Sidebar: He claimed that it was “Brand New” and that it was installed just before we moved in. Total bullshit, as the plastic facade has been scrubbed with something like a 3M green scrubbie… Nice try to guilt us.

They ordered a replacement (the brand is Hotpoint, not a typical brand), and it would take a week to arrive.

Sigh

Friday it arrived, but it was too late for them to replace it. So it will be Monday between 9:00 and 11:00AM.

It sucks to not have a microwave.

If it was at my house, where I owned it, I would have gone to Lowe’s and bought a new microwave the next day, and replaced it myself.

Apartment Living – Communal Trash

The continuing saga of apartment living; today we will talk about the common trash area.

The complex has three parking lots, and in each parking lot has a common trash collection area. Three large trash bins, and one recycling bin. One would think that would be sufficient capacity. And they would be, if all was normal.

Fortunately, the pickup happens 3 times a week, so roughly every other day the trucks come.

 

Almost as soon as the the dumpsters are empty, the vultures move in. First to fill up is the recycling. Unfortunately the tenants here when they move, often jettison unwanted furniture and appliances. Straight into recycling. So by noon, the bin is full. Then they move to filling the trash dumpsters.

Alas, by late afternoon after the pickup, the trash bins look like the picture at the top of this post.

Then two things happen. First, there are some pros that come by to dump more. I see the same green older Chrysler minivan dump furniture and appliances. Overloaded to the max.

Second, the scavengers come. They pawl through the recycling looking for things with value (aluminum cans, metals for recycling, etc.) There are at least three different waves I see. Competitive recycling at its finest.

Then within 2 days, it all begins again.

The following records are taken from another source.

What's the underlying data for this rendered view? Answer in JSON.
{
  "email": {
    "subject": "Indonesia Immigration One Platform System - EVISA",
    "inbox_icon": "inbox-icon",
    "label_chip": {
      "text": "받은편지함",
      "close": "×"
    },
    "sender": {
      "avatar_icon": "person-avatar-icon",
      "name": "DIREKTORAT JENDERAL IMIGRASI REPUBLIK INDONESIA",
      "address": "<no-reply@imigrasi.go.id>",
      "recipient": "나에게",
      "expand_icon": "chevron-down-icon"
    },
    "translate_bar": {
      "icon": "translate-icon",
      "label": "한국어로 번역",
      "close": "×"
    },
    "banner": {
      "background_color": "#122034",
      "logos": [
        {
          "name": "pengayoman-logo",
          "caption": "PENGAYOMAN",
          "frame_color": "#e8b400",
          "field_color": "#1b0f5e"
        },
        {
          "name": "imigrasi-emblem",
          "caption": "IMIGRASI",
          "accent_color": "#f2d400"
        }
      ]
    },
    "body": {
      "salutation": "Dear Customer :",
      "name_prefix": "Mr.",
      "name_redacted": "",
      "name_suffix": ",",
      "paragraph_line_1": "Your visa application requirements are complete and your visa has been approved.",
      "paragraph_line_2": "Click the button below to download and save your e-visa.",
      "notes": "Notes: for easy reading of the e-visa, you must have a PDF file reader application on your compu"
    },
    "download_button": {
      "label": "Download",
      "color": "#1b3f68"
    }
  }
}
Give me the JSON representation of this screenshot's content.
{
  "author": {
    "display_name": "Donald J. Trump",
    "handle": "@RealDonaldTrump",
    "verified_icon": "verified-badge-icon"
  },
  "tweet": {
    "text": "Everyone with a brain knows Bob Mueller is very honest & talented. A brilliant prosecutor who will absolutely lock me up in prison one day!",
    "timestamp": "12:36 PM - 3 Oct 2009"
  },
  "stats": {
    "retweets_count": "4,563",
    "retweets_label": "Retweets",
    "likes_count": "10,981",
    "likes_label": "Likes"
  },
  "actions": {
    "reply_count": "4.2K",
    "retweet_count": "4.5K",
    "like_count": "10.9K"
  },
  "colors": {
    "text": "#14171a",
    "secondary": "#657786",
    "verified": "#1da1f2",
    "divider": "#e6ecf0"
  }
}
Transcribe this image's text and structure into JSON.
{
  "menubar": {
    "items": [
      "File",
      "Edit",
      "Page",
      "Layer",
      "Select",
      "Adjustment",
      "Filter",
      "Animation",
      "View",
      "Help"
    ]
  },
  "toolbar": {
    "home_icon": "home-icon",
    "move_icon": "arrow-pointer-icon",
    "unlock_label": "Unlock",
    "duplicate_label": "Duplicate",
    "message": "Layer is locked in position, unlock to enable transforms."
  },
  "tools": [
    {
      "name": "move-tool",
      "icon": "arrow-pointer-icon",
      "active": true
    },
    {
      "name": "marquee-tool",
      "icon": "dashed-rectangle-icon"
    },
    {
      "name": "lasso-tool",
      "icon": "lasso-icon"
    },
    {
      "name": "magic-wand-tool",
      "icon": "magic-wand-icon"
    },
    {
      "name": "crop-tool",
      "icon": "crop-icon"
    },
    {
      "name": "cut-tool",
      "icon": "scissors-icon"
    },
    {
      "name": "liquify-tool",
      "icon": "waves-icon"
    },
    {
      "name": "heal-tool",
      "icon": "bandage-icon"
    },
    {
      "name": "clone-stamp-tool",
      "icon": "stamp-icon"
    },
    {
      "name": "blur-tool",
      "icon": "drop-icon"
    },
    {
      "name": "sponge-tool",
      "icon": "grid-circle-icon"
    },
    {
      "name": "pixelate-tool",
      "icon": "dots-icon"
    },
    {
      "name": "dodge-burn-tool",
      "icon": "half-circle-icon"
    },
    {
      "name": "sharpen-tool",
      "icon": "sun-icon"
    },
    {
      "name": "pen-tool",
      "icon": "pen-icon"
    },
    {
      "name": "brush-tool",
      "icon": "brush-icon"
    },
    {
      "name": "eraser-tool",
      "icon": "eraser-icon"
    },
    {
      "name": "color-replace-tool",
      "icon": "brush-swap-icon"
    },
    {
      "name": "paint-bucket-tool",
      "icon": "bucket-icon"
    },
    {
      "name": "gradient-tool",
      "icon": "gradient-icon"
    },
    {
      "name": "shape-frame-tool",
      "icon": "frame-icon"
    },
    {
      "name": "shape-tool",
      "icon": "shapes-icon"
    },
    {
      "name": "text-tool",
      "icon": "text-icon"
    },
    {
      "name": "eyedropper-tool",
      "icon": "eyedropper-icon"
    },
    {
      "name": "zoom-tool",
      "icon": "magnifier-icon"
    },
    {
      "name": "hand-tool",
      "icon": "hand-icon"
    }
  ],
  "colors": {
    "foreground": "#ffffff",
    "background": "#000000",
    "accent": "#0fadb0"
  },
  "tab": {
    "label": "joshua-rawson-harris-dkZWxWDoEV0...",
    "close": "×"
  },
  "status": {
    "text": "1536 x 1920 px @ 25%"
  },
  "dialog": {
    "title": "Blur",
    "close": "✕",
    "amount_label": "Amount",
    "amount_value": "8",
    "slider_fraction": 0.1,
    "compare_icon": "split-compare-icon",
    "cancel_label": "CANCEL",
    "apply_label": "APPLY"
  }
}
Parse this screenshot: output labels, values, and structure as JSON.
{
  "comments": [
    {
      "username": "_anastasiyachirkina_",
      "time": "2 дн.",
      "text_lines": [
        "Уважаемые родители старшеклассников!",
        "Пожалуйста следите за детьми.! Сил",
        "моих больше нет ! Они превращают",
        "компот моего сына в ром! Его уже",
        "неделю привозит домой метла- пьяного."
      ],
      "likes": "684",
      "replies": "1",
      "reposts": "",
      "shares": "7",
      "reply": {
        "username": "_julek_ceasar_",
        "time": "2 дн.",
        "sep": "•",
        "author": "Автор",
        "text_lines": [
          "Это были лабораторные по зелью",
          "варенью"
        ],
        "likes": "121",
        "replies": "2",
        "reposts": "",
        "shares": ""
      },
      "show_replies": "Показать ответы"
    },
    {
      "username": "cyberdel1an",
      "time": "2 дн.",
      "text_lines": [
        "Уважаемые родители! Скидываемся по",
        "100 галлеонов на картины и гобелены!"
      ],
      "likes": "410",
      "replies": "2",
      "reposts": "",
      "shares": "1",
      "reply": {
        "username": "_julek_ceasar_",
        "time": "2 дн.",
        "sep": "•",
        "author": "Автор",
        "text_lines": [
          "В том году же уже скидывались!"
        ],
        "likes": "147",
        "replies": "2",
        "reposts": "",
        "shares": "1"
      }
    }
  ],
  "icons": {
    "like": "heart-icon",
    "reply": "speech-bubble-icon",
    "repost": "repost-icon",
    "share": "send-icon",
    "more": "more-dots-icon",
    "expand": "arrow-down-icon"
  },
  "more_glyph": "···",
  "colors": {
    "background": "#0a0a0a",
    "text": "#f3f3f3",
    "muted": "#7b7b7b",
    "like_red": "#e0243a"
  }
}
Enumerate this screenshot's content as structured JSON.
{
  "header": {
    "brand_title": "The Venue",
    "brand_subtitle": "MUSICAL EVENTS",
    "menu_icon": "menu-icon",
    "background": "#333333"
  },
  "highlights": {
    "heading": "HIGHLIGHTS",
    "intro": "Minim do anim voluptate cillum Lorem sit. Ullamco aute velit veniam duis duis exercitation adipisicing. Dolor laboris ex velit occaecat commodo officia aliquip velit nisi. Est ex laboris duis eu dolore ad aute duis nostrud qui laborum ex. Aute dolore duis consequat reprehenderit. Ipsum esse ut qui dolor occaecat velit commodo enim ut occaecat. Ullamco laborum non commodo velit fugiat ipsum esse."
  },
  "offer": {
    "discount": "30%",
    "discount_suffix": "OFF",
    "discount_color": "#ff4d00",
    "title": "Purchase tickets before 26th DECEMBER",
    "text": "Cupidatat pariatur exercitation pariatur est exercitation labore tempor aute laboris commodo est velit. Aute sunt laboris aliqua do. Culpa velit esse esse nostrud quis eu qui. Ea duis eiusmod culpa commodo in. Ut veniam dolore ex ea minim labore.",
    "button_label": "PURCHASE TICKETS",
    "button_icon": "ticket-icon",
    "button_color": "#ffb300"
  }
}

I will say one thing, the maintenance staff of the apartment do a pretty efficient job of keeping it orderly, and as clean as possible. It is a daunting task.